PROBLEM
Scan the records below. Copy every line in which the word "cursor" appears.

(Web page and app entries)
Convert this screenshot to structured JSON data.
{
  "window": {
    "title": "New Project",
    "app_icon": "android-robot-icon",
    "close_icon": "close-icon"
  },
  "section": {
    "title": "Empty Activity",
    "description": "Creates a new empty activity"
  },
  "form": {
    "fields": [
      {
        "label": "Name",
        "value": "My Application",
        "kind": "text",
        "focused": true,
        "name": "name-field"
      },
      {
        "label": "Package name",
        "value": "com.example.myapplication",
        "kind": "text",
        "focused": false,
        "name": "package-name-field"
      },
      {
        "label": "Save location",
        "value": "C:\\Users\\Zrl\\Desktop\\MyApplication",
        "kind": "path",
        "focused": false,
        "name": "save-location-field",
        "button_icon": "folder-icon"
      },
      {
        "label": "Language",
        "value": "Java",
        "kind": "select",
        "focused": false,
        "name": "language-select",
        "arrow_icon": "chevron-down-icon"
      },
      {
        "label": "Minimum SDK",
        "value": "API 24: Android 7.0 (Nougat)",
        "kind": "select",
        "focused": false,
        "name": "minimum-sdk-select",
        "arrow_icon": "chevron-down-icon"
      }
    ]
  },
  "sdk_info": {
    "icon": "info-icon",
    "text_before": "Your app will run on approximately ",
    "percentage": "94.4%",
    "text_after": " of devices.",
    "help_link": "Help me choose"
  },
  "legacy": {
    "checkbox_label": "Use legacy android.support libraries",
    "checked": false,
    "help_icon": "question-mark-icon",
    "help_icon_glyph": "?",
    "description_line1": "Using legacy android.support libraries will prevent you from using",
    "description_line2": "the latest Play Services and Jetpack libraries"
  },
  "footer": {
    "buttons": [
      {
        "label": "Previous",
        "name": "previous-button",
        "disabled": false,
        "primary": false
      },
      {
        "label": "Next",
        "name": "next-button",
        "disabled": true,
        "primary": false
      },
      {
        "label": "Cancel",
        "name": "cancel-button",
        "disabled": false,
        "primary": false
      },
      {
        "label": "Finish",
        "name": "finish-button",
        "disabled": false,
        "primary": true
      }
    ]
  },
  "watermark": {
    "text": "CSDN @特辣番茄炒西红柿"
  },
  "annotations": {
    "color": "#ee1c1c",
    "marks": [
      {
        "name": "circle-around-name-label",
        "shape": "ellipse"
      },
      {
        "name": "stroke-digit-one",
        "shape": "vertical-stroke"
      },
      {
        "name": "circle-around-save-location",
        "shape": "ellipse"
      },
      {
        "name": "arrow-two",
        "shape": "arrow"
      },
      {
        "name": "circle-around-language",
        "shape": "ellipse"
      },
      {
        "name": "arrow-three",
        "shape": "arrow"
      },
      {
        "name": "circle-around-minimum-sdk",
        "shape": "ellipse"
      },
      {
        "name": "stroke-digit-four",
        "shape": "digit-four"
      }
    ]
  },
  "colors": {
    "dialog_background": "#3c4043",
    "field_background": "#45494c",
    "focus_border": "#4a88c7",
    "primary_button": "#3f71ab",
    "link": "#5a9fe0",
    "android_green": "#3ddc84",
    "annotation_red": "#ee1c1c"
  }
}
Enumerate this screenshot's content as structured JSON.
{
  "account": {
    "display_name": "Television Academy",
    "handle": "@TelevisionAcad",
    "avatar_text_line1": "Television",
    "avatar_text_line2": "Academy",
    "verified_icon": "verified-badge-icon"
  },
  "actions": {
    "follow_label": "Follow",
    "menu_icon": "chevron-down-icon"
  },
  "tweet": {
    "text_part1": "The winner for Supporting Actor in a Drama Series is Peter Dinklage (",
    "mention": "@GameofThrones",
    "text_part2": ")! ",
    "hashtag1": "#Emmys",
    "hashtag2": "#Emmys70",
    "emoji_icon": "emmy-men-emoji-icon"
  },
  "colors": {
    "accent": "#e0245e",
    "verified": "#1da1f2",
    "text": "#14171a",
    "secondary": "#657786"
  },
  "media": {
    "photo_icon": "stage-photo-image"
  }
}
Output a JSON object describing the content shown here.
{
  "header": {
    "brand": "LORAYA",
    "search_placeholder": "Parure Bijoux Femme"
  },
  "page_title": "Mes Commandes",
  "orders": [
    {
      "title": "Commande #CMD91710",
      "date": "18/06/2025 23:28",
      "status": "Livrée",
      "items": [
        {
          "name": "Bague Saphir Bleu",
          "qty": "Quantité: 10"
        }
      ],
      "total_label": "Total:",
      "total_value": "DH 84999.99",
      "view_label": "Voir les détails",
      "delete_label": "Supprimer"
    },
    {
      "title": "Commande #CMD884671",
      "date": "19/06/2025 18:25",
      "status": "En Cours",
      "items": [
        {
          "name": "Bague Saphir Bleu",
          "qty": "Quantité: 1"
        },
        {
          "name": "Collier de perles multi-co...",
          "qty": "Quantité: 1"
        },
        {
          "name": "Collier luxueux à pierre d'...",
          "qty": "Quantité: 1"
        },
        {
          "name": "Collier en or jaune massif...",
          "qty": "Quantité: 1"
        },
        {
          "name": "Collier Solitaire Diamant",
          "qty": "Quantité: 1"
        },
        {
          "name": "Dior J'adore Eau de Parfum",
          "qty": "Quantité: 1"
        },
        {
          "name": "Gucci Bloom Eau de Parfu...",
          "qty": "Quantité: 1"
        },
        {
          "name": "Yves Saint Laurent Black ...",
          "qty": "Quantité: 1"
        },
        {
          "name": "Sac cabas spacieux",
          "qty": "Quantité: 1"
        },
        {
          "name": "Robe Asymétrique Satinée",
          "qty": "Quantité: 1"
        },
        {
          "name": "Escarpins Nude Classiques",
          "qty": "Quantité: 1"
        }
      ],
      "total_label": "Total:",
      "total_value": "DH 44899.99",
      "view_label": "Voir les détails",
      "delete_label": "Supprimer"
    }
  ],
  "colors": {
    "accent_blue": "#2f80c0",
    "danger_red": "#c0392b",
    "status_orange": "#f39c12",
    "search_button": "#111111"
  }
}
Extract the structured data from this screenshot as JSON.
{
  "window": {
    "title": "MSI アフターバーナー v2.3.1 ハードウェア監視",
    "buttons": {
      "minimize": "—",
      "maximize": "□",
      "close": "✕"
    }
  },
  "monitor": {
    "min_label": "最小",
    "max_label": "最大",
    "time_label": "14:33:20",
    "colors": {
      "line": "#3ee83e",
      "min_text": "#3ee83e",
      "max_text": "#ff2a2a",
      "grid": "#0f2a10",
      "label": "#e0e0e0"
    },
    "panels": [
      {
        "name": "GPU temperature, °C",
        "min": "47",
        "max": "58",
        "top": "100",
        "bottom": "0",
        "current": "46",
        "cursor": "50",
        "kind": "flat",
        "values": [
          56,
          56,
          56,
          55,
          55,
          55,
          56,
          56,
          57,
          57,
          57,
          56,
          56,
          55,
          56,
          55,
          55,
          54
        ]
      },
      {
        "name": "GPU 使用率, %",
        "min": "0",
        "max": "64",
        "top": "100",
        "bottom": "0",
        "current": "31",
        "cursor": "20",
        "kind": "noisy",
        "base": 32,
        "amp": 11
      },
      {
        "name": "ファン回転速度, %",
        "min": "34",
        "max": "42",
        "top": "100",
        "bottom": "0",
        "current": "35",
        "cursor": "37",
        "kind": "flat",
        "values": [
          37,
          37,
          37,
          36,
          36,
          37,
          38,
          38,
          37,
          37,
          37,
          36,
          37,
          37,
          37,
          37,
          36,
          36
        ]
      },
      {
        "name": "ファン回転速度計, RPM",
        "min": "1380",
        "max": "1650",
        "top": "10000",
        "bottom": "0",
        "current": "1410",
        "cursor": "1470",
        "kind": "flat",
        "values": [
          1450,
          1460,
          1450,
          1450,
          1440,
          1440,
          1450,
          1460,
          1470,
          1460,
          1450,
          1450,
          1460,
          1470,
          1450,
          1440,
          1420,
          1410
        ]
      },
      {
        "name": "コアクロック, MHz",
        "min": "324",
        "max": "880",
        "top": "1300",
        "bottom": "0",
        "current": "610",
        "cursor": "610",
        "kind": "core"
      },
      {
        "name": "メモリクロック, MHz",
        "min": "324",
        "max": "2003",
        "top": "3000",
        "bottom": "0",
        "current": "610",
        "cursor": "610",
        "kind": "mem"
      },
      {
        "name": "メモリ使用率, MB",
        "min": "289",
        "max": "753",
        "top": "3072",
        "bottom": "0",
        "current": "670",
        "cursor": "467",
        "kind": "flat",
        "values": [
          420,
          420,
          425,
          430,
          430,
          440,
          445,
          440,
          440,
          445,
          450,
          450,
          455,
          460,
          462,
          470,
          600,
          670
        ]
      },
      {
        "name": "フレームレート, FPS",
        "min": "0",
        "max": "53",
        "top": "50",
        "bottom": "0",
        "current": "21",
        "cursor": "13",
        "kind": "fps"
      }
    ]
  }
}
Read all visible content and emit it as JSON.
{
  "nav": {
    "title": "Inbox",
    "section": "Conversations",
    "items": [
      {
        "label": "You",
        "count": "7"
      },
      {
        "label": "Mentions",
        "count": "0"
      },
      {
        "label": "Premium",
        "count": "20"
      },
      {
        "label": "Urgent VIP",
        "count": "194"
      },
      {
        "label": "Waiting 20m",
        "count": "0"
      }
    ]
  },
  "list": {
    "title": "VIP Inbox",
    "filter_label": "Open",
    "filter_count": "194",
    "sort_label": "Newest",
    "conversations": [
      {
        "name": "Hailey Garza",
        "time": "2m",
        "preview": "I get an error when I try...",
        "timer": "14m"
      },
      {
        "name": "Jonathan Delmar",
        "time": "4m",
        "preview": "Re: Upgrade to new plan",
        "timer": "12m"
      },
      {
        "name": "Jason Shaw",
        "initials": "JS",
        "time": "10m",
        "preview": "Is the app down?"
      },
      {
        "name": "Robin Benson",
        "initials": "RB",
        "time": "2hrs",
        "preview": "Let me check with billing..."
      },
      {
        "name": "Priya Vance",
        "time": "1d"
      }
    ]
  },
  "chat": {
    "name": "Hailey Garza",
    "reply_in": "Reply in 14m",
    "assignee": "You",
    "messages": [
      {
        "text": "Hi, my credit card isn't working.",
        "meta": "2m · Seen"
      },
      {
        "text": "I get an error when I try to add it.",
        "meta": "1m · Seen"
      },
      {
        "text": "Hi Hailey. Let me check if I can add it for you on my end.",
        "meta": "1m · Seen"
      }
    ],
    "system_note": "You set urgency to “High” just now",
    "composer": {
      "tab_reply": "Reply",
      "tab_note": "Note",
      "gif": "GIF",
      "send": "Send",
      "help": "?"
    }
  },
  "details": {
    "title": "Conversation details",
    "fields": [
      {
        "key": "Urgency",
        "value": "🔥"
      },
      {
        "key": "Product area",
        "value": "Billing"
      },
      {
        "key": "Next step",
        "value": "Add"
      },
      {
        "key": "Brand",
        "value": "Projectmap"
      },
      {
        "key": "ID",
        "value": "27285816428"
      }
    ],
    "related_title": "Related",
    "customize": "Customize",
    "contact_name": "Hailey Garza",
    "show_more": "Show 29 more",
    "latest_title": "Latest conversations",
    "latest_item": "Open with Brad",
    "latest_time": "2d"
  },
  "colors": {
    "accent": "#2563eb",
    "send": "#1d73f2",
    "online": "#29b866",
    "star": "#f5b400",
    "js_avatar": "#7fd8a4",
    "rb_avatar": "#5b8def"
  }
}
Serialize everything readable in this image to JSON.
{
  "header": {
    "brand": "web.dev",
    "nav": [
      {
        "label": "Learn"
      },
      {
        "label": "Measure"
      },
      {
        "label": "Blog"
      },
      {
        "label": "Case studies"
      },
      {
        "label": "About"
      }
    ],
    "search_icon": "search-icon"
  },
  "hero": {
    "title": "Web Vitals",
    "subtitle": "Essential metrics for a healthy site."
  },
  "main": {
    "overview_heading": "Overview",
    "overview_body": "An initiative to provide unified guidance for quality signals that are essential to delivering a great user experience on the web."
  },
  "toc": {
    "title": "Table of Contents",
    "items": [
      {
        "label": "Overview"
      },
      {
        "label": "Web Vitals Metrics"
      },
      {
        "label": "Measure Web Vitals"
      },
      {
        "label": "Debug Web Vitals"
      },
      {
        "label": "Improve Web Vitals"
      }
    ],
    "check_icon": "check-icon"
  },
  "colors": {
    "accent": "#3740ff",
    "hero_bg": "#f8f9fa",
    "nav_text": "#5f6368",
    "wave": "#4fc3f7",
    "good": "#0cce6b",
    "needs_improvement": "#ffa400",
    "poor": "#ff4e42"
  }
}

FINAL ANSWER
        "cursor": "50",
        "cursor": "20",
        "cursor": "37",
        "cursor": "1470",
        "cursor": "610",
        "cursor": "610",
        "cursor": "467",
        "cursor": "13",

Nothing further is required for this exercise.